The national average dipped to $2.44 per gallon, which is nearly a full dollar cheaper than prices at the same time previous year.

Thank crude oil’s 13 percent plunge this year to $46.17 a barrel as of Friday on the New York Mercantile Exchange for relief at filling stations.

But now, heading into the unofficial last weekend of summer, the lowest Labor Day gasoline price in 11 years is expected to produce the highest travel rates in six years.

With oil prices diving by more than 50 percent since last summer, the low prices are no surprise, analysts say.

OPEC’s refusal to cut production and the likelihood of Iran pumping an additional 1 million barrels per day once the sanctions are lifted will put further downward pressure on gasoline and diesel prices for the next several years.

The U.S. Department of Energy has predicted that the prices of diesel and regular gasoline should remain low well into 2016. USA supplies of gasoline are above where they were at this time a year ago. The prices represent an astonishing reversal from recent years.

Behind the low gasoline prices are widespread fears that the global economy is slowing, along with a resilient expansion of domestic oil production. They can’t make one type of fuel, like diesel, without also turning out gasoline. In the August Short-Term Energy Outlook, EIA forecasts US regular gasoline prices to decline to an average of $2.11/g during the fourth quarter of 2015, and projects an annual average retail gasoline price of $2.41/g for 2015.

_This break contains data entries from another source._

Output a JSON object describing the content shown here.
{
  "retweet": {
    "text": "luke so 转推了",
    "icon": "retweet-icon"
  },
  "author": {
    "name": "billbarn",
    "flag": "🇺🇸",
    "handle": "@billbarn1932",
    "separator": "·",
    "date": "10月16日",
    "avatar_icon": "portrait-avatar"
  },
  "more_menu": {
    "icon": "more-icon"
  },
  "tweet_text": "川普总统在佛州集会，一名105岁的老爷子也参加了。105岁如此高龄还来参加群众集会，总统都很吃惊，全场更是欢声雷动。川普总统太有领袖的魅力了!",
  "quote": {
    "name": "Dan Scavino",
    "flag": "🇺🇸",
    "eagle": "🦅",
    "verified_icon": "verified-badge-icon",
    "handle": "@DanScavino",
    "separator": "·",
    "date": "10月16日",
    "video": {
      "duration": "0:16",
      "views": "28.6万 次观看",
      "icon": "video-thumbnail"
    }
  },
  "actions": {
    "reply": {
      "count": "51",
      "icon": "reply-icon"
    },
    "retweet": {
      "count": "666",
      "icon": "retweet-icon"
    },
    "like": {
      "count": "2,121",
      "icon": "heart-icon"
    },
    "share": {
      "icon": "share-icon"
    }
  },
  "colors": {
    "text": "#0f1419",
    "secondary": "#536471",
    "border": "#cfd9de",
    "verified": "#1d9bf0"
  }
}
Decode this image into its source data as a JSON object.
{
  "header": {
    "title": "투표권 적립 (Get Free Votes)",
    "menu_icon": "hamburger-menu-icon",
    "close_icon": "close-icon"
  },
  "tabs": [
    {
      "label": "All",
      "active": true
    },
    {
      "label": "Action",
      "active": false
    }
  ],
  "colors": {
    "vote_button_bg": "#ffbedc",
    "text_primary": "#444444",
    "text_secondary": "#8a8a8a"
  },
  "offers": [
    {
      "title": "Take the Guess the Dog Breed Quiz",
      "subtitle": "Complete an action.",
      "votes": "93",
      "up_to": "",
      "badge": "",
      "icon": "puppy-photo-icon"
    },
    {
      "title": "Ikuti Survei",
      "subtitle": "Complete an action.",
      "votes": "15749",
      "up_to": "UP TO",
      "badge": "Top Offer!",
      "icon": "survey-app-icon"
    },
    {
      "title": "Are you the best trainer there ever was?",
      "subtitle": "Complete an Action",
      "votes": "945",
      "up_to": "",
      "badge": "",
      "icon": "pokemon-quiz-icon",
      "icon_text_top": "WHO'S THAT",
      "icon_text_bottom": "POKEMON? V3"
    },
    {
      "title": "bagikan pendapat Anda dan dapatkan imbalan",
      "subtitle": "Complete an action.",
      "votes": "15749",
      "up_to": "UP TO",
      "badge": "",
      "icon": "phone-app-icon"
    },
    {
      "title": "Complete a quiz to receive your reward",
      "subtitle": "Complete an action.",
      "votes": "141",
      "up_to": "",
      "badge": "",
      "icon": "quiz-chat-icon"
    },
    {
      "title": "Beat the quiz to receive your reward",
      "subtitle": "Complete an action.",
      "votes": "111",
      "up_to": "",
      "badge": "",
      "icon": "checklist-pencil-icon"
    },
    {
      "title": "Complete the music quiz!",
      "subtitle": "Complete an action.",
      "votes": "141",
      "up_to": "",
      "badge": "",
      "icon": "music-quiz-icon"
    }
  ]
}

A 19-day streak of decreases to the Orange County average price ended Thursday when it rose 1.5 cents to $3.493.

Now prices everywhere are falling, but Western drivers are still paying far more than the national average.

The cheapest gasoline can be found in South Carolina at $2.02 per gallon.